• TASK BRIEF: Going through the lines below, tally those that include "label", and give only the number.

"""

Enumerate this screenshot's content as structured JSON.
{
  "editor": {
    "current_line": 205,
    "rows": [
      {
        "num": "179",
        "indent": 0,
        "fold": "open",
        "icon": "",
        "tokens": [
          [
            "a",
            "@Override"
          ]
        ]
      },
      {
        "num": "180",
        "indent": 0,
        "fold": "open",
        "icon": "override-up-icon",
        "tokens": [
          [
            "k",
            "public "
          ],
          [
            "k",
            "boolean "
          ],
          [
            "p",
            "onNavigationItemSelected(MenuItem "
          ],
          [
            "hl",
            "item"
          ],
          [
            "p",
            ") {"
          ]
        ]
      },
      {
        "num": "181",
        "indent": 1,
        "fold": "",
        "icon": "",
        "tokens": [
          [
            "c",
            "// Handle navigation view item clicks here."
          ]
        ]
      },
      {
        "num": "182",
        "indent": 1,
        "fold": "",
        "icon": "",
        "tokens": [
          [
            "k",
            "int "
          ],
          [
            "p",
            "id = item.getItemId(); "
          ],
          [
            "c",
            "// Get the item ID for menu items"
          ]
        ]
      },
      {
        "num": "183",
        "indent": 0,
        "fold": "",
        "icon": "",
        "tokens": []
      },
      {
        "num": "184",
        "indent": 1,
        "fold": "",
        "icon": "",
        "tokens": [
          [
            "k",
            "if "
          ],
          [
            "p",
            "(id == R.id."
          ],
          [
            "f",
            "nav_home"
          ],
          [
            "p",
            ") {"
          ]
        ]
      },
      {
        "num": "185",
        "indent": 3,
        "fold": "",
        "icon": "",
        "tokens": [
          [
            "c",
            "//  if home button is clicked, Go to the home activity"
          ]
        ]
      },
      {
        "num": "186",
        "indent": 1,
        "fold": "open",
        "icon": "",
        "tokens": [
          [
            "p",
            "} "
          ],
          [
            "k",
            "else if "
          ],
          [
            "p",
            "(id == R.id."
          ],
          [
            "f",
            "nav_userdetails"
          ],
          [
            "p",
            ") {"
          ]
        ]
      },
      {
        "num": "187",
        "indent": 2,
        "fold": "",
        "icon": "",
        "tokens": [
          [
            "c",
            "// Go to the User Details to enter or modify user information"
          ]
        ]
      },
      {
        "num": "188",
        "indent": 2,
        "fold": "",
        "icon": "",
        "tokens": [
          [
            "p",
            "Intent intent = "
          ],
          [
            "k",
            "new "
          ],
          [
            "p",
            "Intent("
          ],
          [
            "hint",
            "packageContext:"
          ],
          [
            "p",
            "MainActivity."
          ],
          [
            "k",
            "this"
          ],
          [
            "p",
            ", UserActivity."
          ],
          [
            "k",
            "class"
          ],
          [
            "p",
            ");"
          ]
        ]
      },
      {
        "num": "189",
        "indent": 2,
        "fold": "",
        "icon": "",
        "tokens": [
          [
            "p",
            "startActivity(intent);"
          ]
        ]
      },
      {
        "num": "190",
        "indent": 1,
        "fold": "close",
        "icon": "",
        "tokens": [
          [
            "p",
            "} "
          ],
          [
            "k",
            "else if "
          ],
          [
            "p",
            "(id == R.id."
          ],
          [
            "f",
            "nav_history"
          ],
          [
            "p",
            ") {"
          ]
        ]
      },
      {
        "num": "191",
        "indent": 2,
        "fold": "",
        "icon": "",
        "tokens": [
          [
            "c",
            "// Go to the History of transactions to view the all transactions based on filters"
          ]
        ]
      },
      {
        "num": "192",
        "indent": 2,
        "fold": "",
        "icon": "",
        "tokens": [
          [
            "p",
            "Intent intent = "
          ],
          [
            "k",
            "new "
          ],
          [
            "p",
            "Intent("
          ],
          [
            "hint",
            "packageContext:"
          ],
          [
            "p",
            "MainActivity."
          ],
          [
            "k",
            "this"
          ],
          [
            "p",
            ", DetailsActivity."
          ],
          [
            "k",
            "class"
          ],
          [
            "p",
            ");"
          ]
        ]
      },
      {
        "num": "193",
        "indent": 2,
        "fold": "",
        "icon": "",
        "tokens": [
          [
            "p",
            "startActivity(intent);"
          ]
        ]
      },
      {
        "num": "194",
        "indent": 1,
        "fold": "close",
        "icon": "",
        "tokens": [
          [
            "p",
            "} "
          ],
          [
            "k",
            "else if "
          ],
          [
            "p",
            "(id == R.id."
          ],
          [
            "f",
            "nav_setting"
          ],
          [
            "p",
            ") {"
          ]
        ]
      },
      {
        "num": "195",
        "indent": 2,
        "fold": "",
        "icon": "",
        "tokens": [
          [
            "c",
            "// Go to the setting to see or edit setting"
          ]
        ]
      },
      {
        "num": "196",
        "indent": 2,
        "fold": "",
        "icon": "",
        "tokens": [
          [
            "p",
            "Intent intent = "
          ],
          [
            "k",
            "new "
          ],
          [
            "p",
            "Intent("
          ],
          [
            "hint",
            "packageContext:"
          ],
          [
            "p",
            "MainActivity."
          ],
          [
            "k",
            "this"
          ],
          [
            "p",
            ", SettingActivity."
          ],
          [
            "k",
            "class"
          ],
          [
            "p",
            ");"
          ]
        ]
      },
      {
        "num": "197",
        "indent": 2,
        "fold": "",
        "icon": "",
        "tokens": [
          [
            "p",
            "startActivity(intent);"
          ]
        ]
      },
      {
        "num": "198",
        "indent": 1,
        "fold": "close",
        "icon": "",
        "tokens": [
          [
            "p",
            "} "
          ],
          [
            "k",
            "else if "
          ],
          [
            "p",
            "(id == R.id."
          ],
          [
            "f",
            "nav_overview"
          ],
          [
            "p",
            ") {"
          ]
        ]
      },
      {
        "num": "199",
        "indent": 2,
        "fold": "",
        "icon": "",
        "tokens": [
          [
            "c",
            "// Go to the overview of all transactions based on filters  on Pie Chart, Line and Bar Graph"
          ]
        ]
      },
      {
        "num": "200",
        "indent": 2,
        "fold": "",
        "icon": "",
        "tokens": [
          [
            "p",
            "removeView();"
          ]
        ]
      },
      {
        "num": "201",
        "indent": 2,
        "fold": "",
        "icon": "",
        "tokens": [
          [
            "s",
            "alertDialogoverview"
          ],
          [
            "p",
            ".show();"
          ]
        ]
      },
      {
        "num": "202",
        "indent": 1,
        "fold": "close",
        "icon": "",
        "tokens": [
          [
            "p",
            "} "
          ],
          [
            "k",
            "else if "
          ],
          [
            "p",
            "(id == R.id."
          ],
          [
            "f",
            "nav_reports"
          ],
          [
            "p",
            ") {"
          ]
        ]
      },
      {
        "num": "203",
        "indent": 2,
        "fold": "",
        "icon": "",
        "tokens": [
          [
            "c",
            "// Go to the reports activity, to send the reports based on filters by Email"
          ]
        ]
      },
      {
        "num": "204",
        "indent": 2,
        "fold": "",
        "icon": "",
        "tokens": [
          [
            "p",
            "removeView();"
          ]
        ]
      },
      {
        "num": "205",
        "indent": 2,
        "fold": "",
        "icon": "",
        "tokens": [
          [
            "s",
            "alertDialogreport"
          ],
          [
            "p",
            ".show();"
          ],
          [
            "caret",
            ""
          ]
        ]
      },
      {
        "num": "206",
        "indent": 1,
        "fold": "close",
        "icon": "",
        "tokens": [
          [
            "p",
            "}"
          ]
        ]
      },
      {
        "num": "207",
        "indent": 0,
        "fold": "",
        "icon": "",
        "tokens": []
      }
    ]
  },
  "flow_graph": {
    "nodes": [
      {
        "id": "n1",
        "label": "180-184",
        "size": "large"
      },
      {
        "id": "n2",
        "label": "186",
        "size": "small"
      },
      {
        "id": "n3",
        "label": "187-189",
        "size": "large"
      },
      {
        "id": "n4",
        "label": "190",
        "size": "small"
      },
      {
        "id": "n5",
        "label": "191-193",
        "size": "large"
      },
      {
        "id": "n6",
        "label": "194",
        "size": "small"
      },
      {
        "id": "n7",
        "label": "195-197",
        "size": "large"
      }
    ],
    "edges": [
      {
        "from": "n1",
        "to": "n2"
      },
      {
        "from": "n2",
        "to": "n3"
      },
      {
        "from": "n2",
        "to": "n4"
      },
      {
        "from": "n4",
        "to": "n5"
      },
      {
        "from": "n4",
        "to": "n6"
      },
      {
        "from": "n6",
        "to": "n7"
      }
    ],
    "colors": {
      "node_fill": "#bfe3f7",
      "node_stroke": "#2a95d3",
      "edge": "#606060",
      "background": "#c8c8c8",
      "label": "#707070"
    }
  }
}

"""

• YOUR SOLUTION: 8